(Data extract)

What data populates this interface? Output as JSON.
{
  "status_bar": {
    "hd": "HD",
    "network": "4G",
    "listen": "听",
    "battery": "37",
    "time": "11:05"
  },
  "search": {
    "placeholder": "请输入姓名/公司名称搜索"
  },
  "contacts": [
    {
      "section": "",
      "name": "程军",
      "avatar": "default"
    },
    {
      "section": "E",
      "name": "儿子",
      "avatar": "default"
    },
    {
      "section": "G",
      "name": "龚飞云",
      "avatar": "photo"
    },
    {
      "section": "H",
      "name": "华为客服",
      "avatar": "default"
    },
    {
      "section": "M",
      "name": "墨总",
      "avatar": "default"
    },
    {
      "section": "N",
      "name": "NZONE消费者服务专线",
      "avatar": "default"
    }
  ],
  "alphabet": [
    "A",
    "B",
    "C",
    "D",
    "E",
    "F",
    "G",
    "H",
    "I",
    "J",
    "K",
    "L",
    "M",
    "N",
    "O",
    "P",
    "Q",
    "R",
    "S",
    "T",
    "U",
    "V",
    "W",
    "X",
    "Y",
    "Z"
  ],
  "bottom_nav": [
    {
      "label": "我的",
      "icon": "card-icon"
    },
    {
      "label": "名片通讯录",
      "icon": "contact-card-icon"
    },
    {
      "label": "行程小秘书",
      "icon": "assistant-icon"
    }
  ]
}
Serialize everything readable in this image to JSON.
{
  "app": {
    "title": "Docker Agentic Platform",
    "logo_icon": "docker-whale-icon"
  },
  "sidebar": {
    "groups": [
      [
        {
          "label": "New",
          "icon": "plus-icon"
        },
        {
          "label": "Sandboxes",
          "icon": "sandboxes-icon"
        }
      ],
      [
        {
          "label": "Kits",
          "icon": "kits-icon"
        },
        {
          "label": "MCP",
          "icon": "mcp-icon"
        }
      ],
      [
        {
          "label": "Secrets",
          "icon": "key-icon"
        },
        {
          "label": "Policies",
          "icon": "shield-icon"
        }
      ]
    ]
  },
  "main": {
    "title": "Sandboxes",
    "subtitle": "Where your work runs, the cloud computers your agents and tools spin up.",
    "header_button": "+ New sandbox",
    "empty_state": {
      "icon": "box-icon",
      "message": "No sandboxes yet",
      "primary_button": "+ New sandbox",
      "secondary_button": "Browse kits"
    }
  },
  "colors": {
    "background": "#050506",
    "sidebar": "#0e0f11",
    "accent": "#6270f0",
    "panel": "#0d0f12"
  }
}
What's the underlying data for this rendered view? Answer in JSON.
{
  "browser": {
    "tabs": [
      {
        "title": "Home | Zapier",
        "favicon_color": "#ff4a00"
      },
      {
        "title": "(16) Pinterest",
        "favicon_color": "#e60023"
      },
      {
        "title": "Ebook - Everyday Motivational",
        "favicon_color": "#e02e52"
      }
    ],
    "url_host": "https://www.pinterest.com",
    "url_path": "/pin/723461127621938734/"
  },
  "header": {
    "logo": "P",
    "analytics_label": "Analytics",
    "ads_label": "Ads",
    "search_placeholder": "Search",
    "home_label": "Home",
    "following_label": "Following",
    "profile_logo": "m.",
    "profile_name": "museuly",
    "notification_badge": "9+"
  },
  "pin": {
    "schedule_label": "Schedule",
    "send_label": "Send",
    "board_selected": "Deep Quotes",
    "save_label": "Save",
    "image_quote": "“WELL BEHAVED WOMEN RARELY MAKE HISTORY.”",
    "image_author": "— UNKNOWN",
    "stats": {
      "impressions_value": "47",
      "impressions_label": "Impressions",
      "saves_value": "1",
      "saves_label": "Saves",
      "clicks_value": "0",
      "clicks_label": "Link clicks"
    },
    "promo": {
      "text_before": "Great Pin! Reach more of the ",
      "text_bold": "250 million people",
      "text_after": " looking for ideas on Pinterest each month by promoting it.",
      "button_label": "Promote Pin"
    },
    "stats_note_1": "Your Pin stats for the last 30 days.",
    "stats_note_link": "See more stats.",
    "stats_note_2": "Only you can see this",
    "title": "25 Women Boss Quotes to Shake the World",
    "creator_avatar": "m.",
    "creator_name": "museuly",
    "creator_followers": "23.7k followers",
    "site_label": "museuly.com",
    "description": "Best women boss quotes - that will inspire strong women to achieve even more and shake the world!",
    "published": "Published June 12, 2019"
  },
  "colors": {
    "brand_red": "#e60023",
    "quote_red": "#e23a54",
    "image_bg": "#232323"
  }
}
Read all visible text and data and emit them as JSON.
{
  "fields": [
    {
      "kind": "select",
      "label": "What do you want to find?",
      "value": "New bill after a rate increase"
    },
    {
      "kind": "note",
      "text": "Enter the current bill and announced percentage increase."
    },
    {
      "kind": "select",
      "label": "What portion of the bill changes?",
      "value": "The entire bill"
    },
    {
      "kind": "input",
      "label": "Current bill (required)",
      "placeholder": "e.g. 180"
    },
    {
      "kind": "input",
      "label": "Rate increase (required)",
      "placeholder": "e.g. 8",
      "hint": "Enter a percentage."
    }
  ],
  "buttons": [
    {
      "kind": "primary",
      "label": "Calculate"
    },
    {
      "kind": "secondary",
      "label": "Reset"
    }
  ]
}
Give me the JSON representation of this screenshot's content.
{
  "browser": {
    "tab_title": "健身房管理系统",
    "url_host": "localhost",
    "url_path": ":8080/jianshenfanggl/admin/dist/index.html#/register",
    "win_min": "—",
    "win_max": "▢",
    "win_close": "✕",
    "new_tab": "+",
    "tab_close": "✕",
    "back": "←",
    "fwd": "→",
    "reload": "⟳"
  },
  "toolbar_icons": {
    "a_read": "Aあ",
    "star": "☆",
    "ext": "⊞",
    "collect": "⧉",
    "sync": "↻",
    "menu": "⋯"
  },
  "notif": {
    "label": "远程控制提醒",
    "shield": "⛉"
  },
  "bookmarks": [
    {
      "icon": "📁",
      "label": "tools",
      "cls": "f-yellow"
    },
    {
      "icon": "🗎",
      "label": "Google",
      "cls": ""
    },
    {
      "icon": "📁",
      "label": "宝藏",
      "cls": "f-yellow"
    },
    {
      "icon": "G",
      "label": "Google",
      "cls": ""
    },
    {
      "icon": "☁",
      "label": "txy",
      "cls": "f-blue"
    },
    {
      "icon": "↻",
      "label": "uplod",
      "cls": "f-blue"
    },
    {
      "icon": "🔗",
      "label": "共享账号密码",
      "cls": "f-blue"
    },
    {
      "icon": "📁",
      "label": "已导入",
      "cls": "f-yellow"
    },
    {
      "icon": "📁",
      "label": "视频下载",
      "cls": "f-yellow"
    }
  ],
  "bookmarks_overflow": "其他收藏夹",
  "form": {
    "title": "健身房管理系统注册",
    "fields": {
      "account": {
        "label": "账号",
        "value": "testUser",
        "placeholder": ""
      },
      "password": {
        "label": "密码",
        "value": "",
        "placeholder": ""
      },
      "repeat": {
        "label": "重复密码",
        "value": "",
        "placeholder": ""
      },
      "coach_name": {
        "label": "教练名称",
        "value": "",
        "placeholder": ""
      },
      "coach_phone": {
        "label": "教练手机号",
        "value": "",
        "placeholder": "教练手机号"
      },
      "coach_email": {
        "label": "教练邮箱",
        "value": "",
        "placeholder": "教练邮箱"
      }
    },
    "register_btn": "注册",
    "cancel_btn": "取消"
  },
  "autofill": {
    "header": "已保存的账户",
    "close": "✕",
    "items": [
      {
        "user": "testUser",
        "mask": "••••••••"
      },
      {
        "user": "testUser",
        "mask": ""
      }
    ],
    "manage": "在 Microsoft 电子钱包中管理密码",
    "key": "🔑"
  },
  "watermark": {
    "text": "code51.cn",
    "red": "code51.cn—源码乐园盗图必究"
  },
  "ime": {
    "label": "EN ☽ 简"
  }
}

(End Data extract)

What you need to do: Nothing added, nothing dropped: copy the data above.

Response for this exercise:
What data populates this interface? Output as JSON.
{
  "status_bar": {
    "hd": "HD",
    "network": "4G",
    "listen": "听",
    "battery": "37",
    "time": "11:05"
  },
  "search": {
    "placeholder": "请输入姓名/公司名称搜索"
  },
  "contacts": [
    {
      "section": "",
      "name": "程军",
      "avatar": "default"
    },
    {
      "section": "E",
      "name": "儿子",
      "avatar": "default"
    },
    {
      "section": "G",
      "name": "龚飞云",
      "avatar": "photo"
    },
    {
      "section": "H",
      "name": "华为客服",
      "avatar": "default"
    },
    {
      "section": "M",
      "name": "墨总",
      "avatar": "default"
    },
    {
      "section": "N",
      "name": "NZONE消费者服务专线",
      "avatar": "default"
    }
  ],
  "alphabet": [
    "A",
    "B",
    "C",
    "D",
    "E",
    "F",
    "G",
    "H",
    "I",
    "J",
    "K",
    "L",
    "M",
    "N",
    "O",
    "P",
    "Q",
    "R",
    "S",
    "T",
    "U",
    "V",
    "W",
    "X",
    "Y",
    "Z"
  ],
  "bottom_nav": [
    {
      "label": "我的",
      "icon": "card-icon"
    },
    {
      "label": "名片通讯录",
      "icon": "contact-card-icon"
    },
    {
      "label": "行程小秘书",
      "icon": "assistant-icon"
    }
  ]
}
Serialize everything readable in this image to JSON.
{
  "app": {
    "title": "Docker Agentic Platform",
    "logo_icon": "docker-whale-icon"
  },
  "sidebar": {
    "groups": [
      [
        {
          "label": "New",
          "icon": "plus-icon"
        },
        {
          "label": "Sandboxes",
          "icon": "sandboxes-icon"
        }
      ],
      [
        {
          "label": "Kits",
          "icon": "kits-icon"
        },
        {
          "label": "MCP",
          "icon": "mcp-icon"
        }
      ],
      [
        {
          "label": "Secrets",
          "icon": "key-icon"
        },
        {
          "label": "Policies",
          "icon": "shield-icon"
        }
      ]
    ]
  },
  "main": {
    "title": "Sandboxes",
    "subtitle": "Where your work runs, the cloud computers your agents and tools spin up.",
    "header_button": "+ New sandbox",
    "empty_state": {
      "icon": "box-icon",
      "message": "No sandboxes yet",
      "primary_button": "+ New sandbox",
      "secondary_button": "Browse kits"
    }
  },
  "colors": {
    "background": "#050506",
    "sidebar": "#0e0f11",
    "accent": "#6270f0",
    "panel": "#0d0f12"
  }
}
What's the underlying data for this rendered view? Answer in JSON.
{
  "browser": {
    "tabs": [
      {
        "title": "Home | Zapier",
        "favicon_color": "#ff4a00"
      },
      {
        "title": "(16) Pinterest",
        "favicon_color": "#e60023"
      },
      {
        "title": "Ebook - Everyday Motivational",
        "favicon_color": "#e02e52"
      }
    ],
    "url_host": "https://www.pinterest.com",
    "url_path": "/pin/723461127621938734/"
  },
  "header": {
    "logo": "P",
    "analytics_label": "Analytics",
    "ads_label": "Ads",
    "search_placeholder": "Search",
    "home_label": "Home",
    "following_label": "Following",
    "profile_logo": "m.",
    "profile_name": "museuly",
    "notification_badge": "9+"
  },
  "pin": {
    "schedule_label": "Schedule",
    "send_label": "Send",
    "board_selected": "Deep Quotes",
    "save_label": "Save",
    "image_quote": "“WELL BEHAVED WOMEN RARELY MAKE HISTORY.”",
    "image_author": "— UNKNOWN",
    "stats": {
      "impressions_value": "47",
      "impressions_label": "Impressions",
      "saves_value": "1",
      "saves_label": "Saves",
      "clicks_value": "0",
      "clicks_label": "Link clicks"
    },
    "promo": {
      "text_before": "Great Pin! Reach more of the ",
      "text_bold": "250 million people",
      "text_after": " looking for ideas on Pinterest each month by promoting it.",
      "button_label": "Promote Pin"
    },
    "stats_note_1": "Your Pin stats for the last 30 days.",
    "stats_note_link": "See more stats.",
    "stats_note_2": "Only you can see this",
    "title": "25 Women Boss Quotes to Shake the World",
    "creator_avatar": "m.",
    "creator_name": "museuly",
    "creator_followers": "23.7k followers",
    "site_label": "museuly.com",
    "description": "Best women boss quotes - that will inspire strong women to achieve even more and shake the world!",
    "published": "Published June 12, 2019"
  },
  "colors": {
    "brand_red": "#e60023",
    "quote_red": "#e23a54",
    "image_bg": "#232323"
  }
}
Read all visible text and data and emit them as JSON.
{
  "fields": [
    {
      "kind": "select",
      "label": "What do you want to find?",
      "value": "New bill after a rate increase"
    },
    {
      "kind": "note",
      "text": "Enter the current bill and announced percentage increase."
    },
    {
      "kind": "select",
      "label": "What portion of the bill changes?",
      "value": "The entire bill"
    },
    {
      "kind": "input",
      "label": "Current bill (required)",
      "placeholder": "e.g. 180"
    },
    {
      "kind": "input",
      "label": "Rate increase (required)",
      "placeholder": "e.g. 8",
      "hint": "Enter a percentage."
    }
  ],
  "buttons": [
    {
      "kind": "primary",
      "label": "Calculate"
    },
    {
      "kind": "secondary",
      "label": "Reset"
    }
  ]
}
Give me the JSON representation of this screenshot's content.
{
  "browser": {
    "tab_title": "健身房管理系统",
    "url_host": "localhost",
    "url_path": ":8080/jianshenfanggl/admin/dist/index.html#/register",
    "win_min": "—",
    "win_max": "▢",
    "win_close": "✕",
    "new_tab": "+",
    "tab_close": "✕",
    "back": "←",
    "fwd": "→",
    "reload": "⟳"
  },
  "toolbar_icons": {
    "a_read": "Aあ",
    "star": "☆",
    "ext": "⊞",
    "collect": "⧉",
    "sync": "↻",
    "menu": "⋯"
  },
  "notif": {
    "label": "远程控制提醒",
    "shield": "⛉"
  },
  "bookmarks": [
    {
      "icon": "📁",
      "label": "tools",
      "cls": "f-yellow"
    },
    {
      "icon": "🗎",
      "label": "Google",
      "cls": ""
    },
    {
      "icon": "📁",
      "label": "宝藏",
      "cls": "f-yellow"
    },
    {
      "icon": "G",
      "label": "Google",
      "cls": ""
    },
    {
      "icon": "☁",
      "label": "txy",
      "cls": "f-blue"
    },
    {
      "icon": "↻",
      "label": "uplod",
      "cls": "f-blue"
    },
    {
      "icon": "🔗",
      "label": "共享账号密码",
      "cls": "f-blue"
    },
    {
      "icon": "📁",
      "label": "已导入",
      "cls": "f-yellow"
    },
    {
      "icon": "📁",
      "label": "视频下载",
      "cls": "f-yellow"
    }
  ],
  "bookmarks_overflow": "其他收藏夹",
  "form": {
    "title": "健身房管理系统注册",
    "fields": {
      "account": {
        "label": "账号",
        "value": "testUser",
        "placeholder": ""
      },
      "password": {
        "label": "密码",
        "value": "",
        "placeholder": ""
      },
      "repeat": {
        "label": "重复密码",
        "value": "",
        "placeholder": ""
      },
      "coach_name": {
        "label": "教练名称",
        "value": "",
        "placeholder": ""
      },
      "coach_phone": {
        "label": "教练手机号",
        "value": "",
        "placeholder": "教练手机号"
      },
      "coach_email": {
        "label": "教练邮箱",
        "value": "",
        "placeholder": "教练邮箱"
      }
    },
    "register_btn": "注册",
    "cancel_btn": "取消"
  },
  "autofill": {
    "header": "已保存的账户",
    "close": "✕",
    "items": [
      {
        "user": "testUser",
        "mask": "••••••••"
      },
      {
        "user": "testUser",
        "mask": ""
      }
    ],
    "manage": "在 Microsoft 电子钱包中管理密码",
    "key": "🔑"
  },
  "watermark": {
    "text": "code51.cn",
    "red": "code51.cn—源码乐园盗图必究"
  },
  "ime": {
    "label": "EN ☽ 简"
  }
}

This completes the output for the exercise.